**The records:**
[Start of Attachment]

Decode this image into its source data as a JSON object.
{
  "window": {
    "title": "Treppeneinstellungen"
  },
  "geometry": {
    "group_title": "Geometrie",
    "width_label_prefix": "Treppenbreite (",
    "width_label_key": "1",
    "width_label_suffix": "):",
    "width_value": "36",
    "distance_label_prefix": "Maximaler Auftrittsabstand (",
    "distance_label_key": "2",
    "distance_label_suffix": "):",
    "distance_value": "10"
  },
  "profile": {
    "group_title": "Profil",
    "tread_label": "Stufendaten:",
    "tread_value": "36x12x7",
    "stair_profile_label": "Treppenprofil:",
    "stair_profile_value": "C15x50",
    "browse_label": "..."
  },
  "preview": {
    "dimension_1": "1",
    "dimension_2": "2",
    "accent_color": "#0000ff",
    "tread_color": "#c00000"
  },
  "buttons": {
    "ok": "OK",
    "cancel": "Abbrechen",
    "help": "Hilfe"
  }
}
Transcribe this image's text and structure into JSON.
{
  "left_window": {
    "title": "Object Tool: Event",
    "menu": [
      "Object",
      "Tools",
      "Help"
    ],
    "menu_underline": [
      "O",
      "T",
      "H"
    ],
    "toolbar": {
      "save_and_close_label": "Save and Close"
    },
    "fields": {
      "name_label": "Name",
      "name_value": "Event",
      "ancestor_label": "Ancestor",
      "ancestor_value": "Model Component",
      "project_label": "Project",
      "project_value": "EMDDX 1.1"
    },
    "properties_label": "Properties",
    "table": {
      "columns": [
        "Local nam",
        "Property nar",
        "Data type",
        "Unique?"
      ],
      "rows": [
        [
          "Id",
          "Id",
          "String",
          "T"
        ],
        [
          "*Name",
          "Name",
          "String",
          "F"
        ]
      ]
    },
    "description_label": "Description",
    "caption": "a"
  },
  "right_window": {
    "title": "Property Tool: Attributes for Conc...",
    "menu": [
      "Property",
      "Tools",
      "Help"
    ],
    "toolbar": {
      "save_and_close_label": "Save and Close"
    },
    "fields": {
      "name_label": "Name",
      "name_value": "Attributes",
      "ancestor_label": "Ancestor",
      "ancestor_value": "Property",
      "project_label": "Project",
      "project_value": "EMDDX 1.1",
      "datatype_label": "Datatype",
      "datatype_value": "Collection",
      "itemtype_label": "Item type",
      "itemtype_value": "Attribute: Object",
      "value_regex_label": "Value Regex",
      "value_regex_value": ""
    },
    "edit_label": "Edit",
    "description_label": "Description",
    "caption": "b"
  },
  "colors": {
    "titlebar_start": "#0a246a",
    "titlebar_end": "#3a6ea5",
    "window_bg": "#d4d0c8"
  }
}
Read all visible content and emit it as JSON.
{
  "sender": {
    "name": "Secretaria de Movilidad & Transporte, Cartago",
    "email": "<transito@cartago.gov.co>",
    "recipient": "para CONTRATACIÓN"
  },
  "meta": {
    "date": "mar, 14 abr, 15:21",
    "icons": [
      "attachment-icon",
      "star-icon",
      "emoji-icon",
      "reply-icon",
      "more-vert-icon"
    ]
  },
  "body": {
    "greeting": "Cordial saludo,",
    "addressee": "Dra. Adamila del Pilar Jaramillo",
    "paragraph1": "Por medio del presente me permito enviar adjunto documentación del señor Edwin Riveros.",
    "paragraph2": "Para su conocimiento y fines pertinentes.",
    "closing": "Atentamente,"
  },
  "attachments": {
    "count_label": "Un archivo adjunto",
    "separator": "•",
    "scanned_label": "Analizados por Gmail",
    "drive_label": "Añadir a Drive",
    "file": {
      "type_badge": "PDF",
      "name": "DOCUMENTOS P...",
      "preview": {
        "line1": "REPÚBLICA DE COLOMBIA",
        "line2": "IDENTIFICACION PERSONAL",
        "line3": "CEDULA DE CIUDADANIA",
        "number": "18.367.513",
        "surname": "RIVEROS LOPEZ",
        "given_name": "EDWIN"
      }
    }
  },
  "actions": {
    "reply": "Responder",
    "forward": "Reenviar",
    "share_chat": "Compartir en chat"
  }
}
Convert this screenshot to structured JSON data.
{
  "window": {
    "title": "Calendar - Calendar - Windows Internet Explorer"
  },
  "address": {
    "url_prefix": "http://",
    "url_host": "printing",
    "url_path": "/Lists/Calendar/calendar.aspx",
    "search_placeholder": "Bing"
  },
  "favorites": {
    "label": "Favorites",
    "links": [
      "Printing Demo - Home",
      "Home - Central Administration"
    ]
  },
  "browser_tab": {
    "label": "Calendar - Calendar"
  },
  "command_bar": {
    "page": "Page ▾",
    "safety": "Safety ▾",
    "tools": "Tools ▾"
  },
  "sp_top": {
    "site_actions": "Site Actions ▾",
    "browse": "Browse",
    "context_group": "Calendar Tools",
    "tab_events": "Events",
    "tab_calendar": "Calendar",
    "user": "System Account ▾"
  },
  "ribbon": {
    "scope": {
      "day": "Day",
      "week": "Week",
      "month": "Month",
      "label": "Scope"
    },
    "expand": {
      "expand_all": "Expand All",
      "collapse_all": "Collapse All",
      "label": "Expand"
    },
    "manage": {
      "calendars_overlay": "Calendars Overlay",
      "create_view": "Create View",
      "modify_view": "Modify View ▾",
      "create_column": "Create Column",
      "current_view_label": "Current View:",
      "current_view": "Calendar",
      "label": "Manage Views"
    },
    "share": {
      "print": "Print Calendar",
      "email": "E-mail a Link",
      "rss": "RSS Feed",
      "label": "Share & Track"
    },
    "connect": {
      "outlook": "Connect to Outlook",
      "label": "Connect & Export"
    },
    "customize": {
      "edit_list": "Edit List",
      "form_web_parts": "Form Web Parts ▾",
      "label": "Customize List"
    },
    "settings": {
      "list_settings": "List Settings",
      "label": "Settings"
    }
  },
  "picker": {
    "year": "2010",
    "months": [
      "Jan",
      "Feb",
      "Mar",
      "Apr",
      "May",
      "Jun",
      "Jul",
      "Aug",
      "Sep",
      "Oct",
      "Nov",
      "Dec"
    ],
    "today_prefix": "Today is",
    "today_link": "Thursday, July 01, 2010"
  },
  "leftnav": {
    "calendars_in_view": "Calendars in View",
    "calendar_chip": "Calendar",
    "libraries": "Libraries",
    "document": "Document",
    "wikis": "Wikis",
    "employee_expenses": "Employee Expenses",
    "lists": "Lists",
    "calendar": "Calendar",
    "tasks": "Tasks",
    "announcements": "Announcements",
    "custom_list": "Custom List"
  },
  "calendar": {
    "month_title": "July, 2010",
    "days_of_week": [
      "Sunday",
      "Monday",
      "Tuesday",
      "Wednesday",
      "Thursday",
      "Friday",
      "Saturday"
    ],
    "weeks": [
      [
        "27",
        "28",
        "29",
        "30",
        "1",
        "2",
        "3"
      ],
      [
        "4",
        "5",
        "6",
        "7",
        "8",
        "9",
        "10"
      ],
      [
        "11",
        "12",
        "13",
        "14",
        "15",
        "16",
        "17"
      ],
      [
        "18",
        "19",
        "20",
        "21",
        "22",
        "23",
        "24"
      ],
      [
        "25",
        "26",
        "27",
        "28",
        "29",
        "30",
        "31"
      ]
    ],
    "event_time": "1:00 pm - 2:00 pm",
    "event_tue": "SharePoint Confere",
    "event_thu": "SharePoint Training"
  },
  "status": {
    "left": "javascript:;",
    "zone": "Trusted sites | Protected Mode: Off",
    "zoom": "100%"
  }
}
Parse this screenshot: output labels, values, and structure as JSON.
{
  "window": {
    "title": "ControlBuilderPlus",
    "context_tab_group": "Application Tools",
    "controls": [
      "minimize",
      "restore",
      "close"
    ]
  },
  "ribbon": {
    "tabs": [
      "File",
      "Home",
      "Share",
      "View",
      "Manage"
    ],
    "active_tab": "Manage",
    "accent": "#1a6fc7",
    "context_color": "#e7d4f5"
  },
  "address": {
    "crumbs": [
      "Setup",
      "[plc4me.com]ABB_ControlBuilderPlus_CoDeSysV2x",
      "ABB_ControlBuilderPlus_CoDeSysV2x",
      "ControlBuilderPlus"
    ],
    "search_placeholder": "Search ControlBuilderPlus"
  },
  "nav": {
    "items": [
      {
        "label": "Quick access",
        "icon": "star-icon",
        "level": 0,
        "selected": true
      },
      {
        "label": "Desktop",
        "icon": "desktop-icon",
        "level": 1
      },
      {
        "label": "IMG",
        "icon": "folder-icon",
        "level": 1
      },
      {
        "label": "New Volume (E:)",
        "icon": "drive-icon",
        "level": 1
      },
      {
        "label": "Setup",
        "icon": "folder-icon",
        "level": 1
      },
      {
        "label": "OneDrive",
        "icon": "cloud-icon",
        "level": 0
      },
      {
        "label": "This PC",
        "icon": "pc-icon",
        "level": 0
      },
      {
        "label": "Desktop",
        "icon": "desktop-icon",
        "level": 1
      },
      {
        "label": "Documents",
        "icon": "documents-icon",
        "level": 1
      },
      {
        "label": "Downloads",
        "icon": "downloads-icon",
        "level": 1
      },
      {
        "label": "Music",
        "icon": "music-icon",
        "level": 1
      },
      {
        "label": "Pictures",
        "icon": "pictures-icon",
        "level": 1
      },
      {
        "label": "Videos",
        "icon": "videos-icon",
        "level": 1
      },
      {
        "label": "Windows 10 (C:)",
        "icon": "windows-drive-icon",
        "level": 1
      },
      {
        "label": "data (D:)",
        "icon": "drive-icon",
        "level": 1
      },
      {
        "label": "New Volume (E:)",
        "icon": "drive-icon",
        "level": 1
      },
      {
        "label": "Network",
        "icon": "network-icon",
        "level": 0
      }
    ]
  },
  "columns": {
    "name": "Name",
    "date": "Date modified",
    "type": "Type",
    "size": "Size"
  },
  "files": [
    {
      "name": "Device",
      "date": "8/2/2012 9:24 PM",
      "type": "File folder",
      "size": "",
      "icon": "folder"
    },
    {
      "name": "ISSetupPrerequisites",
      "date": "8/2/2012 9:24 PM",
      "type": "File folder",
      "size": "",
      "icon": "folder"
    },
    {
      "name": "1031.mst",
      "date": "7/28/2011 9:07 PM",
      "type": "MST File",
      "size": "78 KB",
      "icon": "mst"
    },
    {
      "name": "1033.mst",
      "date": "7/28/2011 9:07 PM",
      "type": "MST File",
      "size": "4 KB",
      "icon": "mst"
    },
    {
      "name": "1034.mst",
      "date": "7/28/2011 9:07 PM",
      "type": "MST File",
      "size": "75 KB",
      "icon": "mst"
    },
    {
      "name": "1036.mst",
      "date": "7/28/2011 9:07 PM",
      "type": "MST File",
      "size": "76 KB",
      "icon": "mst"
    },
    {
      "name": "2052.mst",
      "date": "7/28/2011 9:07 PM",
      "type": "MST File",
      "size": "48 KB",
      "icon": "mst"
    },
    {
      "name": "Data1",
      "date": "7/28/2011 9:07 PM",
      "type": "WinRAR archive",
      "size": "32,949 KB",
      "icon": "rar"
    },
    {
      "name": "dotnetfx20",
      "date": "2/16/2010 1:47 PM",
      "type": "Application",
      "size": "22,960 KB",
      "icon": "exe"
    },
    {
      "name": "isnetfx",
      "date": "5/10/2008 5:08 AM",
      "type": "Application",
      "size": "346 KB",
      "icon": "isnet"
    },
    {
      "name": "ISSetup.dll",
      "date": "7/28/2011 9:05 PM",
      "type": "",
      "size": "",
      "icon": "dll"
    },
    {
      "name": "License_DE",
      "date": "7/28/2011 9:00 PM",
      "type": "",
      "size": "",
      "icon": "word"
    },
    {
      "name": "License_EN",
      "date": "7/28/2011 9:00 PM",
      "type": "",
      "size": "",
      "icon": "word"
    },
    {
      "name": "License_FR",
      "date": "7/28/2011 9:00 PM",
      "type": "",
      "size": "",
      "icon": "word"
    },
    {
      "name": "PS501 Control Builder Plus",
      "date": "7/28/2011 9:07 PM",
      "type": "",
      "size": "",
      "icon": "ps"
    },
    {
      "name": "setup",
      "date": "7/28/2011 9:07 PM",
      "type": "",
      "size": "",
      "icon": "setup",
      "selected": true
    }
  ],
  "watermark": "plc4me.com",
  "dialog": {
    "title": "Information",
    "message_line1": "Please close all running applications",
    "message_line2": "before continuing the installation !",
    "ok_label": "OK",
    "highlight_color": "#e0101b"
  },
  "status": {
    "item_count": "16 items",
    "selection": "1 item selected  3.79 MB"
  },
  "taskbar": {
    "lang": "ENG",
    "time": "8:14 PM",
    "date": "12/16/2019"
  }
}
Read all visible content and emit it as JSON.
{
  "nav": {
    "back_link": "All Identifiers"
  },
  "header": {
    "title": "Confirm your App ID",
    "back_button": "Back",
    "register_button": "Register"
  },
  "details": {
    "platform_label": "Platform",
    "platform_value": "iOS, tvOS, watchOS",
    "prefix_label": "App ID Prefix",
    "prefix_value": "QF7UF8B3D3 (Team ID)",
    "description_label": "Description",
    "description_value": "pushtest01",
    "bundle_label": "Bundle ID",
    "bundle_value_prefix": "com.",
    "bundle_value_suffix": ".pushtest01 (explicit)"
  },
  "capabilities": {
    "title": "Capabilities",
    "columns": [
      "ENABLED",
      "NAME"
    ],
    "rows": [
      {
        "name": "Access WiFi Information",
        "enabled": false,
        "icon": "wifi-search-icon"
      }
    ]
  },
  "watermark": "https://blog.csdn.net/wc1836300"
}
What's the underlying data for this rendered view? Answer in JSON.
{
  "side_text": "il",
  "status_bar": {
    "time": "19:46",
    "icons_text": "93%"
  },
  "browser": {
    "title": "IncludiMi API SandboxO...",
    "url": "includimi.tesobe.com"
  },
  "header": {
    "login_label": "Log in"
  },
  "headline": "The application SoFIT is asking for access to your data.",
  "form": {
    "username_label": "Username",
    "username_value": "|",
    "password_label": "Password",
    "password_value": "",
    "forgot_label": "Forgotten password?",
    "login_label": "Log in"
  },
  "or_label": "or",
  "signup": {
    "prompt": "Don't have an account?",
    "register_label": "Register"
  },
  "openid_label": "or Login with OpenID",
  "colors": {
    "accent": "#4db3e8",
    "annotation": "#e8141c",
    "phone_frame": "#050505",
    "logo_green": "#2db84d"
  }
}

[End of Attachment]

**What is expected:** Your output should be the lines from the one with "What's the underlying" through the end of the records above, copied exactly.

**Task solution:**
What's the underlying data for this rendered view? Answer in JSON.
{
  "side_text": "il",
  "status_bar": {
    "time": "19:46",
    "icons_text": "93%"
  },
  "browser": {
    "title": "IncludiMi API SandboxO...",
    "url": "includimi.tesobe.com"
  },
  "header": {
    "login_label": "Log in"
  },
  "headline": "The application SoFIT is asking for access to your data.",
  "form": {
    "username_label": "Username",
    "username_value": "|",
    "password_label": "Password",
    "password_value": "",
    "forgot_label": "Forgotten password?",
    "login_label": "Log in"
  },
  "or_label": "or",
  "signup": {
    "prompt": "Don't have an account?",
    "register_label": "Register"
  },
  "openid_label": "or Login with OpenID",
  "colors": {
    "accent": "#4db3e8",
    "annotation": "#e8141c",
    "phone_frame": "#050505",
    "logo_green": "#2db84d"
  }
}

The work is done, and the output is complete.